Its just the nature of the beast. Youre going to have prostitution anywhere that you have money, Miami Beach police spokesman Bobby Hernandez said Monday of the escort trade, which is so notorious that the social media site Yelp even has a category for rating Miami hookers.
Burgese, 34, and her husband, Joseph Burgese, 50, of Medford, N.J., have been patrons of the hotel for years, visiting so often they keep their Rolls Royce parked there, according to their lawyer, Lance Rogers of Philadelphia.
Theyve spent thousands and thousands of dollars at this hotel, Rogers said. The couple is on a cruise off the coast of Italy and could not be reached.
In the suit, filed last week, Burgese claims that the assault was unprovoked and that the prostitutes threw her face-first against a stone wall in front of hotel employees. Her husband, who was on crutches, had been a few steps ahead of her when the attack began. He fought the women off with his crutches, Rogers said.
Miami Beach police apparently werent surprised, Rogers said.
They told her that the women were hookers who were likely drunk or on drugs and mistakenly thought Anna was a prostitute, the lawyer said.
Anna Burgese, who is 5-foot-1 and 105 pounds, was tackled to the ground, and suffered a scrape on her knee and a bloody lip, according to the Miami Beach police report. The report said that the hotels security escorted one or more of the culprits outside, where the women caught a cab. Burgese told police that she overheard a hotel employee say that he knew one of the women, but later claimed he could not identify her to investigators.

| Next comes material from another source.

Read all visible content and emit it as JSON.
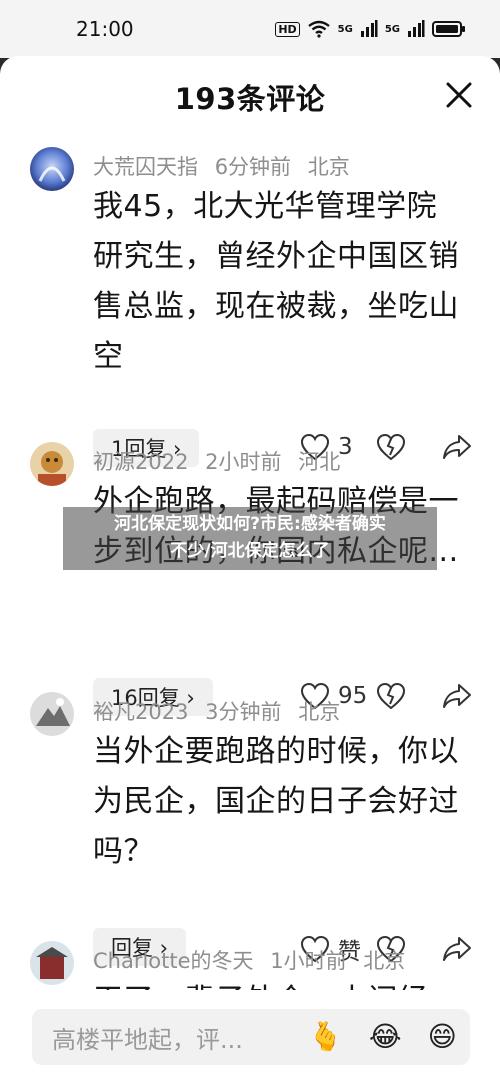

While there are several surveillance cameras in the hotels lobby, Hernandez said Monday that investigators did not view or obtain copies of the video because the case was classified as a simple assault, a crime that is typically not investigated.